- [EXERCISE GOAL] The result should be every line that contains the word "true", taken from the material.
______
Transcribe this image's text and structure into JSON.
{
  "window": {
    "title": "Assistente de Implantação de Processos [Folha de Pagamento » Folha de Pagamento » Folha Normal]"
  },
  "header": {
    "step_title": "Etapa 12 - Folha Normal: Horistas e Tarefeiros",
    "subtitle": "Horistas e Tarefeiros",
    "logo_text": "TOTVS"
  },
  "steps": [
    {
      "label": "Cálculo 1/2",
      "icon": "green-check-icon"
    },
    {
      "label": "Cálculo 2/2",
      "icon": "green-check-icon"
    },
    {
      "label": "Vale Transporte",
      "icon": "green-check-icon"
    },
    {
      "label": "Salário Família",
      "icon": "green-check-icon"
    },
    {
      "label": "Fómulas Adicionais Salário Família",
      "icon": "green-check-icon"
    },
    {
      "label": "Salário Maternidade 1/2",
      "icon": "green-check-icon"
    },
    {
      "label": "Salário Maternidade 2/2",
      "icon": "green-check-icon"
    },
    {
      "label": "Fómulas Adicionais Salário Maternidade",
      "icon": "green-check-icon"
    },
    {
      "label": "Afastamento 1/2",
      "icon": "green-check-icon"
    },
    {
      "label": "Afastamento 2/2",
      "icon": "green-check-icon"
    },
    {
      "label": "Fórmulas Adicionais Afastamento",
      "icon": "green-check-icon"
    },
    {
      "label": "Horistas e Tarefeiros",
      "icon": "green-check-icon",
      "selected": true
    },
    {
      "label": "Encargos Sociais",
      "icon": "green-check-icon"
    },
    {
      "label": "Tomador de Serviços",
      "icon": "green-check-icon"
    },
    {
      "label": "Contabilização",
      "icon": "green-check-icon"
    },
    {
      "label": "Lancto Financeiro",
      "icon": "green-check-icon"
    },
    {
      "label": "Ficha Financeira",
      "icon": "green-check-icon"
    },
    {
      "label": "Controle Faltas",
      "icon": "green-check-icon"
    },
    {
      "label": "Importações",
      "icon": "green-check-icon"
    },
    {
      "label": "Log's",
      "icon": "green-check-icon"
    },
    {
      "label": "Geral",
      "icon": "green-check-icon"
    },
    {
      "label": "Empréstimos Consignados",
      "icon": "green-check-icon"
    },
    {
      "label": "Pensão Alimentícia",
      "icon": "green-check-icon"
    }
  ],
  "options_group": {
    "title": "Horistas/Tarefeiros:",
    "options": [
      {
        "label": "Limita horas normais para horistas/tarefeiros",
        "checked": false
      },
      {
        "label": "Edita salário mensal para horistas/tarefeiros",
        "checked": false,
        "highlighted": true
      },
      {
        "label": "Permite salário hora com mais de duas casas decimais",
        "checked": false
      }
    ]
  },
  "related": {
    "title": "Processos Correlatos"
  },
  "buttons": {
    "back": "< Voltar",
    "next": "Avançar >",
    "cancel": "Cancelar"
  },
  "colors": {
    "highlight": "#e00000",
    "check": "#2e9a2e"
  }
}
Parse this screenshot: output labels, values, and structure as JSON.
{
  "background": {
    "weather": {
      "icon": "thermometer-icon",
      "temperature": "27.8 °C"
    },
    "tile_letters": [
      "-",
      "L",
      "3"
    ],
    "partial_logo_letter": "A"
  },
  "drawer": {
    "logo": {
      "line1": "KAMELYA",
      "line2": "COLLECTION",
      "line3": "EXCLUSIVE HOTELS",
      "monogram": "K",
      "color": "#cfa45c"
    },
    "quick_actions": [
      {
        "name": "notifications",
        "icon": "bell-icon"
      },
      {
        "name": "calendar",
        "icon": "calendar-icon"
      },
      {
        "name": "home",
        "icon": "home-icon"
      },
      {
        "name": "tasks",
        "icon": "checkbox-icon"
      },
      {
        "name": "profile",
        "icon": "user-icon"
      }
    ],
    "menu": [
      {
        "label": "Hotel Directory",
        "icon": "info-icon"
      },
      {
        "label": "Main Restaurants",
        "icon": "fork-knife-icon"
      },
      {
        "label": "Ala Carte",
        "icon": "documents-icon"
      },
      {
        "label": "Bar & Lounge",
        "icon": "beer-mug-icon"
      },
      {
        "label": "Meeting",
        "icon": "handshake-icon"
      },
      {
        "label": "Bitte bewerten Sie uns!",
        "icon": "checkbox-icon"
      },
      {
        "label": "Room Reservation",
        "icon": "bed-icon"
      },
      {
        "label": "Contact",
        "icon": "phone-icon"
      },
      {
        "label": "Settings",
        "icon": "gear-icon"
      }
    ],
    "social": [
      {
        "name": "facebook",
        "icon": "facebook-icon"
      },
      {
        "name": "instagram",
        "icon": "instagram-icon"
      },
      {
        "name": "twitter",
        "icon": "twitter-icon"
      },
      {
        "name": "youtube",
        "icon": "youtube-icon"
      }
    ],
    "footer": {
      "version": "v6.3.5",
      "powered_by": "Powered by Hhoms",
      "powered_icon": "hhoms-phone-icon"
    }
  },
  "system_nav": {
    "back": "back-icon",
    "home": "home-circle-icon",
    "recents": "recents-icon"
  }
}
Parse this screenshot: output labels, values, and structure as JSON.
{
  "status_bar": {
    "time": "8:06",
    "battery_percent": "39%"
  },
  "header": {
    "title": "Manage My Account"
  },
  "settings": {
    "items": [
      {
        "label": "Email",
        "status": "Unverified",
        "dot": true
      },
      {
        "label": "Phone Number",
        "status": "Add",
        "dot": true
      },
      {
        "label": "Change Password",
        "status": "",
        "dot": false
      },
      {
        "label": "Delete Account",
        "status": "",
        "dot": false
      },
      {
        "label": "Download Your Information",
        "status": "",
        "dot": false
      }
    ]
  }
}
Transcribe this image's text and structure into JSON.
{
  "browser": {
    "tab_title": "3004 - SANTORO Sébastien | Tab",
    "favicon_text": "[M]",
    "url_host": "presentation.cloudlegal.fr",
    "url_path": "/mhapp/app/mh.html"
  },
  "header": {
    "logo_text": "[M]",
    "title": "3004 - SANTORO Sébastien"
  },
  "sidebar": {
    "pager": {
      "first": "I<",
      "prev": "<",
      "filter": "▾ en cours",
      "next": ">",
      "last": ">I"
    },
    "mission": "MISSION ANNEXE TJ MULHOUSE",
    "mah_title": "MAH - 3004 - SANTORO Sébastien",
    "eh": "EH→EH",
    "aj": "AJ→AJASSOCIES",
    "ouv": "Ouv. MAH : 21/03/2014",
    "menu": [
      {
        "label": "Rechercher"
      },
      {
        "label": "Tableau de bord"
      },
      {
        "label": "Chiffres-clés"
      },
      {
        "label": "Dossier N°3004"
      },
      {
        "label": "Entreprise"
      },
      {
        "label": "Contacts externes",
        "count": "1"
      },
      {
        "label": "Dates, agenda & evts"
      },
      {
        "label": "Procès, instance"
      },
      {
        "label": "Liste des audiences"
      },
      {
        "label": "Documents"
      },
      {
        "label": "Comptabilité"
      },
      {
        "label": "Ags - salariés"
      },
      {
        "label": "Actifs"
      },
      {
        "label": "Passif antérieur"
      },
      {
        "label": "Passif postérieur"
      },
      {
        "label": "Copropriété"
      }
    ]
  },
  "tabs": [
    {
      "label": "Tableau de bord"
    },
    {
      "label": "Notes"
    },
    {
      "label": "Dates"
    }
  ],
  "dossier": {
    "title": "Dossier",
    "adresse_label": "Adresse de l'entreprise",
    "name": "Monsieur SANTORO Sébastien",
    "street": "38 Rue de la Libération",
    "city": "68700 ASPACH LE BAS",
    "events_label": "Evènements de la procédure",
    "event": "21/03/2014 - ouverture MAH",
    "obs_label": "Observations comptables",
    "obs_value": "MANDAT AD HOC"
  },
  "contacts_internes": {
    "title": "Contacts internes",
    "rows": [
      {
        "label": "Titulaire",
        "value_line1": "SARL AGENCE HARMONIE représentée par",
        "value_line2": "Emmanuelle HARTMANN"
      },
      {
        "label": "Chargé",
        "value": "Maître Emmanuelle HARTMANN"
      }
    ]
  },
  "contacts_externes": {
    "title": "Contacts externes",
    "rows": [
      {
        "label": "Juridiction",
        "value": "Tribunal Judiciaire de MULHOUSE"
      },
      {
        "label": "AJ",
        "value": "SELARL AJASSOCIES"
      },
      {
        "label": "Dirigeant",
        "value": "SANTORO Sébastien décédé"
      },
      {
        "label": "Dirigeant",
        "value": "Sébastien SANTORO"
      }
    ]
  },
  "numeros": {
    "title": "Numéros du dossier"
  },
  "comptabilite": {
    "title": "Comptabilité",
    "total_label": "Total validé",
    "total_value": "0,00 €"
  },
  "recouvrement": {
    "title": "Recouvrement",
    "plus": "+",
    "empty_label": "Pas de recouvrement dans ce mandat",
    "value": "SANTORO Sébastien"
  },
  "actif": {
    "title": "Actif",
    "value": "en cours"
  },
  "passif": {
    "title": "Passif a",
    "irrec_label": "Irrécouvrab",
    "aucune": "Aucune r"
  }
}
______
- [THE ANSWER]
      "selected": true
        "highlighted": true
        "dot": true
        "dot": true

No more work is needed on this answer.